View attachment 212795View attachment 212796

This is what should happen? Thank you very much.
Not exactly, but anyway, from your post it follows that:
  1. Eset does not prevent cmd.exe from spawning powershell.exe.
  2. Eset prevents powershell.exe from spawning wmic.exe.
We still do not know if wmic.exe can spawn powershell.exe.

My test commands were slightly different:
  1. cmd
  2. wmic
  3. cmd /c powershell
  4. wmic process call create powershell
All commands have to be run independently from Explorer! In your case, they were not.
The first and the second - test if cmd.exe and wmic.exe can be executed from the Windows Explorer.
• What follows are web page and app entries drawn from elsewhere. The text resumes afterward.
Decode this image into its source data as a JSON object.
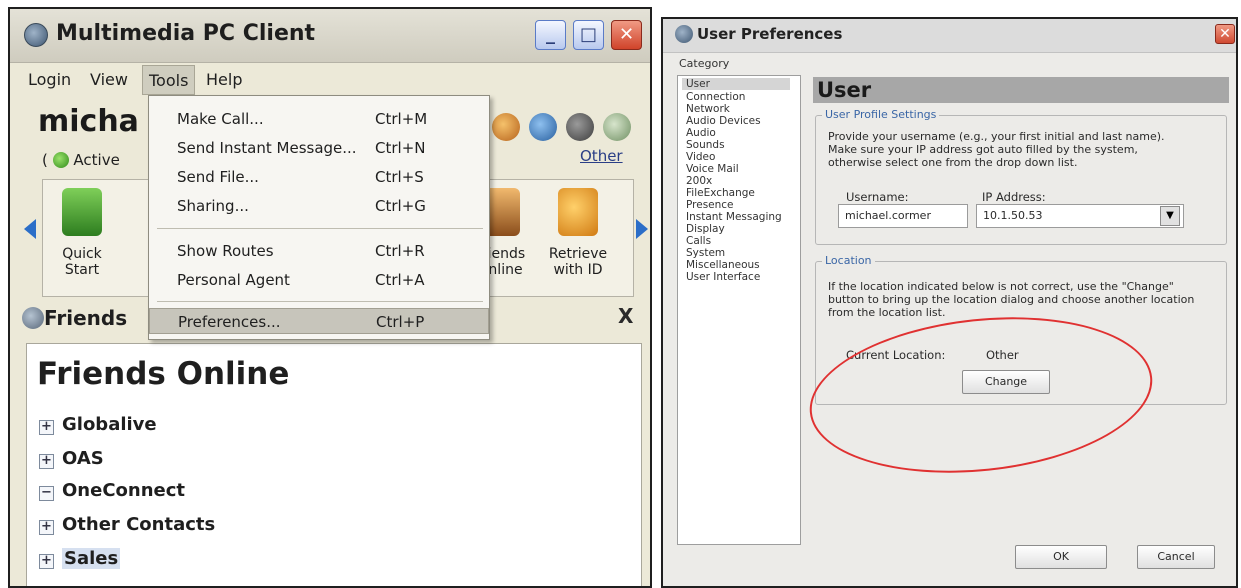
{
  "client": {
    "title": "Multimedia PC Client",
    "window_controls": {
      "minimize": "_",
      "maximize": "□",
      "close": "✕"
    },
    "menus": [
      "Login",
      "View",
      "Tools",
      "Help"
    ],
    "user_name": "micha",
    "status": "Active",
    "other_link": "Other",
    "toolbar_buttons": [
      "Quick Start",
      "Friends Online",
      "Retrieve with ID"
    ],
    "tools_menu": {
      "items": [
        {
          "label": "Make Call...",
          "shortcut": "Ctrl+M"
        },
        {
          "label": "Send Instant Message...",
          "shortcut": "Ctrl+N"
        },
        {
          "label": "Send File...",
          "shortcut": "Ctrl+S"
        },
        {
          "label": "Sharing...",
          "shortcut": "Ctrl+G"
        },
        {
          "label": "Show Routes",
          "shortcut": "Ctrl+R"
        },
        {
          "label": "Personal Agent",
          "shortcut": "Ctrl+A"
        },
        {
          "label": "Preferences...",
          "shortcut": "Ctrl+P"
        }
      ]
    },
    "friends_tab": "Friends",
    "friends_close": "X",
    "friends_title": "Friends Online",
    "groups": [
      "Globalive",
      "OAS",
      "OneConnect",
      "Other Contacts",
      "Sales"
    ]
  },
  "prefs": {
    "title": "User Preferences",
    "close": "✕",
    "category_label": "Category",
    "categories": [
      "User",
      "Connection",
      "Network",
      "Audio Devices",
      "Audio",
      "Sounds",
      "Video",
      "Voice Mail",
      "200x",
      "FileExchange",
      "Presence",
      "Instant Messaging",
      "Display",
      "Calls",
      "System",
      "Miscellaneous",
      "User Interface"
    ],
    "section_title": "User",
    "profile_legend": "User Profile Settings",
    "profile_text": [
      "Provide your username (e.g., your first initial and last name).",
      "Make sure your IP address got auto filled by the system,",
      "otherwise select one from the drop down list."
    ],
    "username_label": "Username:",
    "username_value": "michael.cormer",
    "ip_label": "IP Address:",
    "ip_value": "10.1.50.53",
    "location_legend": "Location",
    "location_text": [
      "If the location indicated below is not correct, use the \"Change\"",
      "button to bring up the location dialog and choose another location",
      "from the location list."
    ],
    "current_location_label": "Current Location:",
    "current_location_value": "Other",
    "change_button": "Change",
    "ok_button": "OK",
    "cancel_button": "Cancel"
  },
  "colors": {
    "annotation_circle": "#e03131",
    "toolbar_arrow": "#2b6ec8",
    "legend_text": "#3a66a6"
  }
}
If they can be executed, then:
The third - can test if cmd.exe is able to spawn powershell.exe.
The fourth - can test if the wmic.exe is able to spawn powershell.exe.

There are many ways to execute powershell.exe, those mentioned by me are only two examples.